***** Information shown

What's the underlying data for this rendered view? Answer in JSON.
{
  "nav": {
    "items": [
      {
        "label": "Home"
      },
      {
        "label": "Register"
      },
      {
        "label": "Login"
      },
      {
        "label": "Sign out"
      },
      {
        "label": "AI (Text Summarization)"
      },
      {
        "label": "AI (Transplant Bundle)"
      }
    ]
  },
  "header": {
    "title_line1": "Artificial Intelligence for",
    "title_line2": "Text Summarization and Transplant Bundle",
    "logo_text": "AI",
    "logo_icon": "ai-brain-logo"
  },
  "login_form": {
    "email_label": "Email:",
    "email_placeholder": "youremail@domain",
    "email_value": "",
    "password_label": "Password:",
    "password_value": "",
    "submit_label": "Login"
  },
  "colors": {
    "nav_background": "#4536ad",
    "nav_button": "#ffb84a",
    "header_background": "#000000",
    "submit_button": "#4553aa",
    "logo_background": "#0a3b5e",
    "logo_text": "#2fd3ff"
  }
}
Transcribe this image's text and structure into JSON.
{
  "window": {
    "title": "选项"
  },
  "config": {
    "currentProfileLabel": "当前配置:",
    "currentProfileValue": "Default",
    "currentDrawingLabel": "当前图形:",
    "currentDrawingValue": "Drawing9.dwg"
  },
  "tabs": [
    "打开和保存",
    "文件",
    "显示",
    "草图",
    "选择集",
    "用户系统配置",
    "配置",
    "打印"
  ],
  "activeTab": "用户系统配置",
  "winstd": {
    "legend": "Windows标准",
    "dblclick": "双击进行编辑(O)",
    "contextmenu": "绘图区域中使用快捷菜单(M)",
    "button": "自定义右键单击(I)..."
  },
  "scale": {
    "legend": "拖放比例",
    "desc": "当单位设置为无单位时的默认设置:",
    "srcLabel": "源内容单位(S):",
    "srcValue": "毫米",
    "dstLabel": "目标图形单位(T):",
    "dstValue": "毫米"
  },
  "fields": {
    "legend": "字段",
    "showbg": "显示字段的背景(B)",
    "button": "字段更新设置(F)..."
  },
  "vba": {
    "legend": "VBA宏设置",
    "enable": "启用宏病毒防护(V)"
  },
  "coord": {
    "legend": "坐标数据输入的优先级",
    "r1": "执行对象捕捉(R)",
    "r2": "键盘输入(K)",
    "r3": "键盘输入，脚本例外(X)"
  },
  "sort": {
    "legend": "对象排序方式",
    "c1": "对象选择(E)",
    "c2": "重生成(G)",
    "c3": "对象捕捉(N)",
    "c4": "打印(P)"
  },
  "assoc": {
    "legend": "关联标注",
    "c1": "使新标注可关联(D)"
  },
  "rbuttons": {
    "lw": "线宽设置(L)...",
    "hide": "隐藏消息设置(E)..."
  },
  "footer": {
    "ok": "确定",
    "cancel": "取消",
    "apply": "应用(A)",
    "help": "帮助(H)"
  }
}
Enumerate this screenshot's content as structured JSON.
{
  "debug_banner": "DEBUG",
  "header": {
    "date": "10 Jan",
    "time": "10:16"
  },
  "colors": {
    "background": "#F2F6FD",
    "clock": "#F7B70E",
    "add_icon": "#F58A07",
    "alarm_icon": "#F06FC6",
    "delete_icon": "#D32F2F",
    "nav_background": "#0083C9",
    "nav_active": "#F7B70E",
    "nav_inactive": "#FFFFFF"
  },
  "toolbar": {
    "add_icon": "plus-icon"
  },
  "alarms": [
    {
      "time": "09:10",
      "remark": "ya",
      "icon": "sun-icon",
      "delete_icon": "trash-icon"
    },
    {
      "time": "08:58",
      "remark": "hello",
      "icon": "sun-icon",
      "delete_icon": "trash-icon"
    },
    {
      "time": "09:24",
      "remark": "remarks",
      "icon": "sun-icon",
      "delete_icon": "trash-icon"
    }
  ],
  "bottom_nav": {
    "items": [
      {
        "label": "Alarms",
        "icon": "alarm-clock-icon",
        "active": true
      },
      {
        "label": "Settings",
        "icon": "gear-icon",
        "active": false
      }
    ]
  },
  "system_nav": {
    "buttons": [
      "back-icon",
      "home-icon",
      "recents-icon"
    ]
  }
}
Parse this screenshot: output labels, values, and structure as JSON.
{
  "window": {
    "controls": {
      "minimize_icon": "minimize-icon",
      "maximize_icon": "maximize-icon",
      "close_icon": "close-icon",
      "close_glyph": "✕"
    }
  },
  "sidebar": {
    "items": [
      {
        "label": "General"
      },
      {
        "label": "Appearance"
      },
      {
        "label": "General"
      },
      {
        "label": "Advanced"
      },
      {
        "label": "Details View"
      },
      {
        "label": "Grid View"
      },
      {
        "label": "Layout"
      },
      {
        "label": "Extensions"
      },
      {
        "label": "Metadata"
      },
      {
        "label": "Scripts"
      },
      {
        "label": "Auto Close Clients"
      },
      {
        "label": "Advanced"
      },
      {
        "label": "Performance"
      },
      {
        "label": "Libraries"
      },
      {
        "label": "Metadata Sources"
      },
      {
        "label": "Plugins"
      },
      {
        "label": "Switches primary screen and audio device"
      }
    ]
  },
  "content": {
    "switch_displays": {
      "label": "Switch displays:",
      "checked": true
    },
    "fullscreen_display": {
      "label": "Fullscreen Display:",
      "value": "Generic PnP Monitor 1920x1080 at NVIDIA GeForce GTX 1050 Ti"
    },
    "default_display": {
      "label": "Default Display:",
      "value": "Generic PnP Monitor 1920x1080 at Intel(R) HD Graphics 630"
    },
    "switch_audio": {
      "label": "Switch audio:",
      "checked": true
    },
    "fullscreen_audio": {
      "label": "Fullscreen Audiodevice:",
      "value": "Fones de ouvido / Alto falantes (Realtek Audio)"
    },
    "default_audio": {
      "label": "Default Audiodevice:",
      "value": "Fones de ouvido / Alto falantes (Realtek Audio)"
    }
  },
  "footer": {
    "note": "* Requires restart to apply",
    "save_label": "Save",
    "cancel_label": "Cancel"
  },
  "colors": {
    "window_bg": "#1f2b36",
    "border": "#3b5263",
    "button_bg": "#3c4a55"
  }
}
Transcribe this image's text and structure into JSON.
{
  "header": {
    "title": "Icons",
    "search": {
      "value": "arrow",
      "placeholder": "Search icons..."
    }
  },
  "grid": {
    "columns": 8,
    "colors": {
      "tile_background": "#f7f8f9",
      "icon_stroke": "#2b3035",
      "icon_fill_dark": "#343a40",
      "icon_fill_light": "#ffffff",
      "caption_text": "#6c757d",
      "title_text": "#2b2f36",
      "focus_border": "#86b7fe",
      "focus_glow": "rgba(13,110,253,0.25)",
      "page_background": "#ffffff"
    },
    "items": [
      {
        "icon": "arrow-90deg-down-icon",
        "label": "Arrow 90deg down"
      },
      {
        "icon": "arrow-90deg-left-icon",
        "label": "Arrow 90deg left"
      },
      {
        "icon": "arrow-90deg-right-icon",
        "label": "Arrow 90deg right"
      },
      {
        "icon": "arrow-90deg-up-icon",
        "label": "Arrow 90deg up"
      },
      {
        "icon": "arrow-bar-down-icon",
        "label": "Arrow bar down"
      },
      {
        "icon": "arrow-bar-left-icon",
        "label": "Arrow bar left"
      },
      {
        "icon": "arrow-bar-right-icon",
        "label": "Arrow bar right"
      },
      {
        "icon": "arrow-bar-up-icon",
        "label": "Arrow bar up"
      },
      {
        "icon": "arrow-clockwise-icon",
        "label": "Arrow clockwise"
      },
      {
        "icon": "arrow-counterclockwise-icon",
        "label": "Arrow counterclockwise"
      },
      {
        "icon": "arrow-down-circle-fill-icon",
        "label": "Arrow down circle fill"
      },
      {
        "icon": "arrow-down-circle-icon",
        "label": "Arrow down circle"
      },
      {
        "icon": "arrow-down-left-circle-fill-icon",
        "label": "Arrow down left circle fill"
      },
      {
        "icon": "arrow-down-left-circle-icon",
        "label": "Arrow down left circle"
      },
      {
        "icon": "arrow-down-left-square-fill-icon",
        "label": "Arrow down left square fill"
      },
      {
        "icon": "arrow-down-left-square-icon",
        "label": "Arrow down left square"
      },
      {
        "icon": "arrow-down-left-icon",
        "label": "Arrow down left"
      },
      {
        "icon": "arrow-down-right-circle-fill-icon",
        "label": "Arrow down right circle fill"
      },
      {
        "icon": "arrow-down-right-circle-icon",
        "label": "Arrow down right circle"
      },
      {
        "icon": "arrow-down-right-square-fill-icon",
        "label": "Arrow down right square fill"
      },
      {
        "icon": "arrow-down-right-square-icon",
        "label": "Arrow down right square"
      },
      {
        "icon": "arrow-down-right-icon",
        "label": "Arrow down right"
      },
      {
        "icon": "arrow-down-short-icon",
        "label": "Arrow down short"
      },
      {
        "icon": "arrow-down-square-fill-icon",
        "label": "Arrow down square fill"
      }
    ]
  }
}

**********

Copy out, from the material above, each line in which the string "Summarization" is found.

        "label": "AI (Text Summarization)"
    "title_line2": "Text Summarization and Transplant Bundle",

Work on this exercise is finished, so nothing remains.